Wurta distinctly remembers one of her first encounters with whitefellas, when a plane flew overhead whilst the sisters were out hunting. Both petrified, they ran away and hid until the plane had passed. Later, her family returned to the Karlamily region for a time, moving between camps located all along the Karlamily River and up to the large salt lake, Nyayartakujarra (Lake Dora). In the late 1940’s Wurta’s family “leave Karlamilyi behind” (Wurta Amy French). Together they travelled on foot for more than 200 kilometres to Jigalong Mission, where a supply of rationed food and water was assured.
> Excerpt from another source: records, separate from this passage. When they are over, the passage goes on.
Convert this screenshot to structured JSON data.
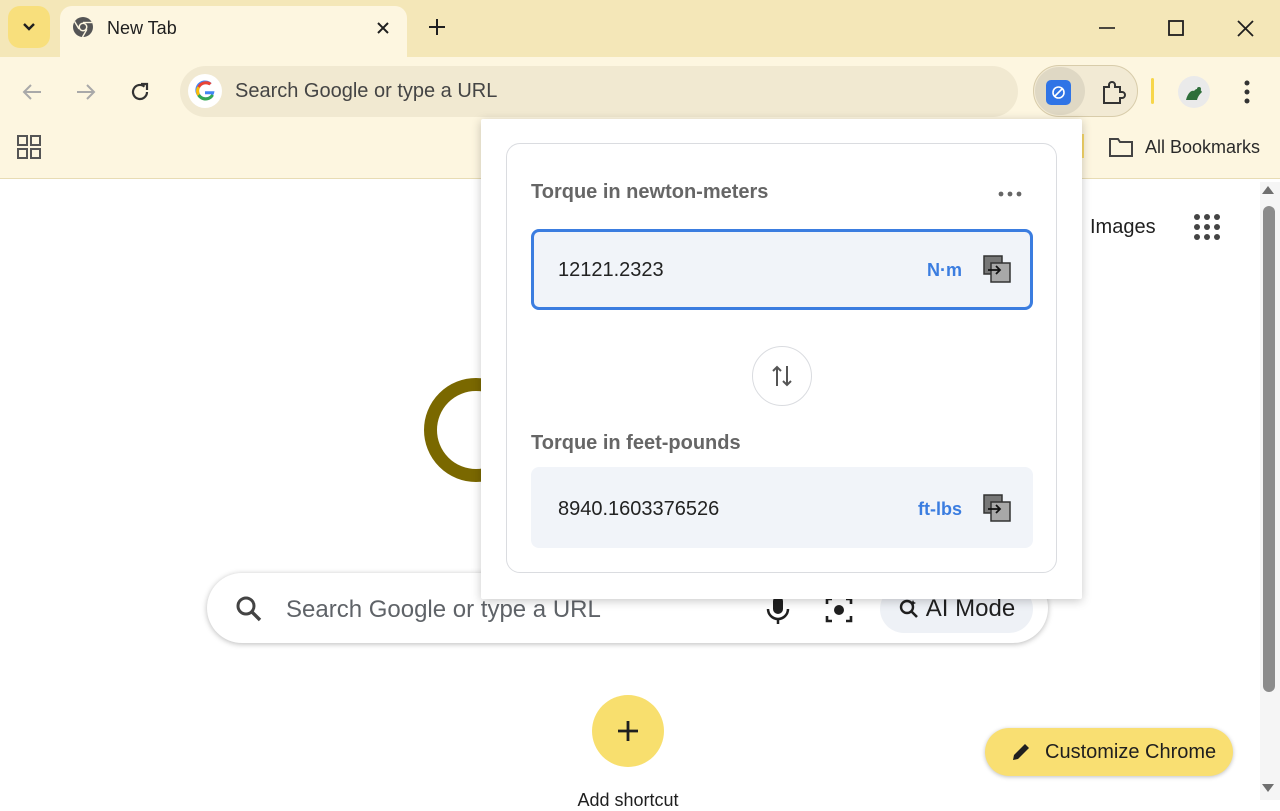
{
  "browser": {
    "tab": {
      "title": "New Tab"
    },
    "omnibox": {
      "placeholder": "Search Google or type a URL"
    },
    "bookmarks": {
      "all_bookmarks_label": "All Bookmarks"
    }
  },
  "page": {
    "images_link": "Images",
    "search": {
      "placeholder": "Search Google or type a URL",
      "ai_mode_label": "AI Mode"
    },
    "add_shortcut_label": "Add shortcut",
    "customize_label": "Customize Chrome"
  },
  "converter": {
    "from_label": "Torque in newton-meters",
    "from_value": "12121.2323",
    "from_unit": "N·m",
    "to_label": "Torque in feet-pounds",
    "to_value": "8940.1603376526",
    "to_unit": "ft-lbs"
  },
  "colors": {
    "tabstrip": "#f4e7b8",
    "toolbar": "#fdf6e0",
    "accent_blue": "#3b7de0",
    "customize_button": "#f9df72"
  },
  "icons": [
    "tab-search-chevron-icon",
    "chrome-icon",
    "close-icon",
    "plus-icon",
    "minimize-icon",
    "maximize-icon",
    "back-icon",
    "forward-icon",
    "reload-icon",
    "google-g-icon",
    "extension-icon",
    "puzzle-icon",
    "avatar-icon",
    "kebab-icon",
    "apps-grid-icon",
    "folder-icon",
    "search-icon",
    "mic-icon",
    "lens-icon",
    "pencil-icon",
    "swap-icon",
    "copy-icon",
    "more-icon"
  ]
}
There they were reunited with family members that had already moved in from the desert. Whilst living at Jigalong, Wurta’s youngest sister Helen Dale Samson was born and Wurta married her promised husband. 

In Jigalong Wurta and Jatarr transitioned to a life as a stockwoman; “In Jigalong people, kids and all used to work there, mustering in station for ration. I stopped in dormitory… with my two sister” (Wurta Amy French). From Jigalong Wurta worked on Bonney Downs Station and several stations around Meekatharra before moving to Irrungadji, Nullagine, where she continues to live with her sister Jatarr, her children and grandchildren.

Wurta and Jatarr paint individually and also collaboratively, primarily depicting their ngurra in Karlamilyi; its animals, plants, waterholes and associated Jukurrpa (Dreaming) stories. Wurta is known for her bold use of colours and surreal landscapes, blending aerial and frontal perspectives. She has exhibited extensively since the inception of Martumili Artists in 2006 in galleries throughout Australia, in Singapore and the USA.

© the artist / art centre